That opinion hasn’t changed, said State Attorney’s Office spokesman Mark Cox.
“We certainly understand the frustration of the EMS people who have responded there so many times, but at the same time we have to factor in this gentlemen’s age and health,” Cox said. “The common sense thing to do is get social services in there to help them without criminally charging an elderly, handicapped man.
“We as a system need to be compassionate.”
Citing medical privacy laws, county officials declined to speak in detail about the couple’s case or what services the county has offered to help.
“We are going to continue to work on this with all of the agencies involved to reach a resolution that works for everyone,” county spokeswoman VanDyke said.

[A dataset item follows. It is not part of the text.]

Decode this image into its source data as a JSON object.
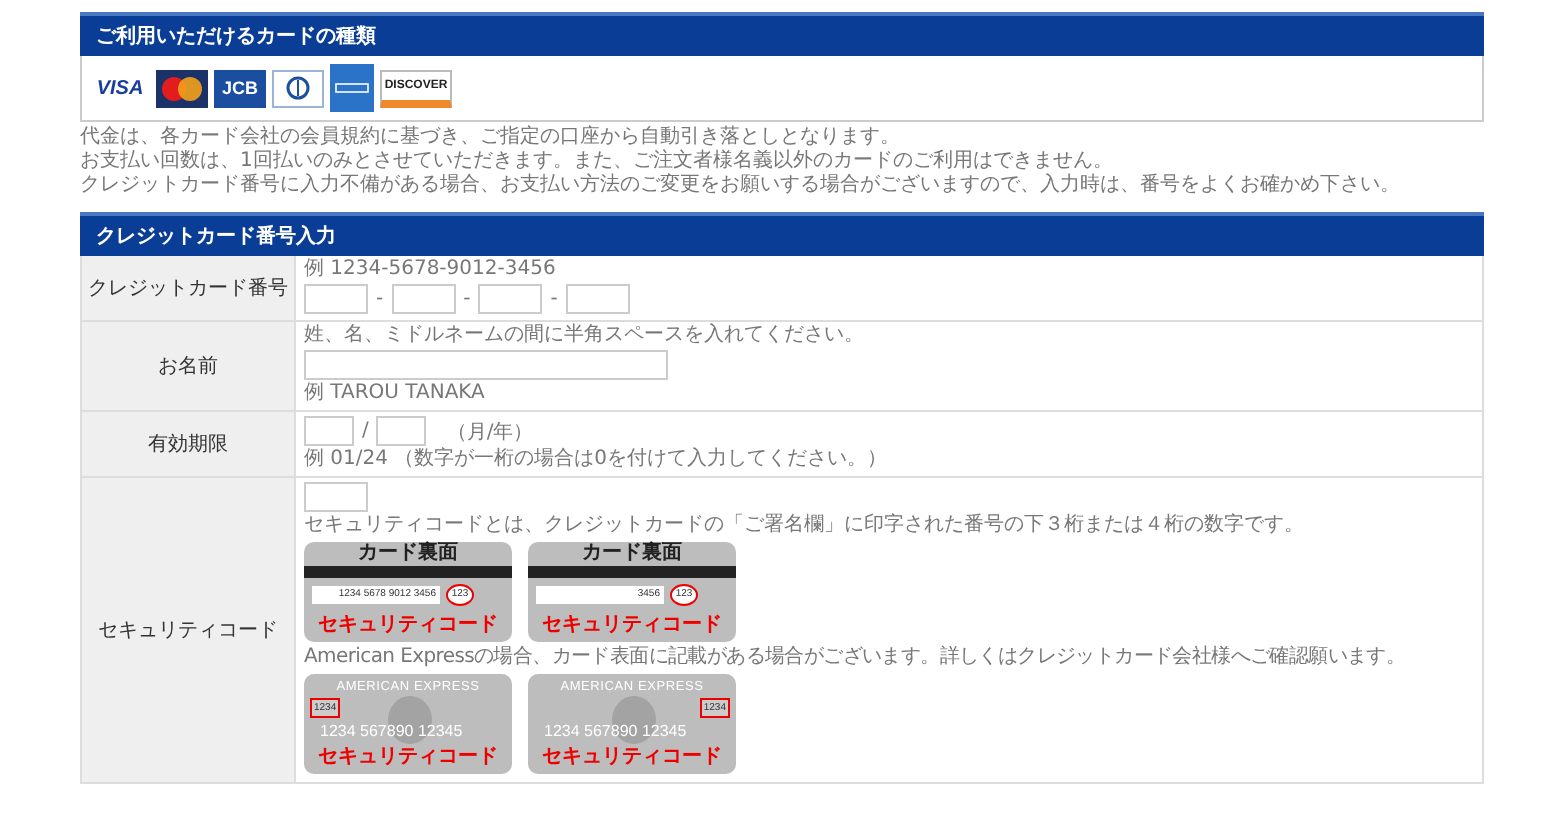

But it’s unclear what that solution might be.
Someone in Khalid Mahmud’s position can seek assistance from the county’s Department of Aging Services, but neither the county nor the state offers what the couple say they need: on-call assistance.
Many clients in his position use adult diapers, which the county provides free of charge for eligible residents, said Agatha McDougle, community services program manager for aging services.
“I don’t know anybody that does on-call (service) unless it’s private pay,” she said. “The thought of using (diapers) is not necessarily appealing, but we have so many clients who receive those types of supplies. I’m not sure what else would be offered unless you’re in an institution. But our services aim to keep people in the home.”
Diapers are not going to work, Khalid Mahmud said.
“I’ll be all dirty,” he said.
The Mahmuds are an extreme example of “frequent fliers” and they’re a “huge problem” for first-responders, said Wolfson, the professor of medicine and public health at USF.
“They get these kinds of calls all the time, and they can’t not respond to the frequent fliers because they don’t know if the person collapsed on the toilet that day,” Wolfson said.
The country’s health care industry is not equipped to provide on-call service for cases like Khalid Mahmud’s, Wolfson said. There aren’t enough nurses and home health care aides, and there isn’t enough money to cover the costs.
But technology for the disabled is improving, the professor said, which will be critical for disabled veterans and aging baby boomers.
“It’s only going to get more complicated as the aging population requires more assistance,” Wolfson said.
For now, it seems, the Mahmuds will keep calling 911.
“We do not want to bother anybody,” Rashda Mahmud said. “We just want the proper help.”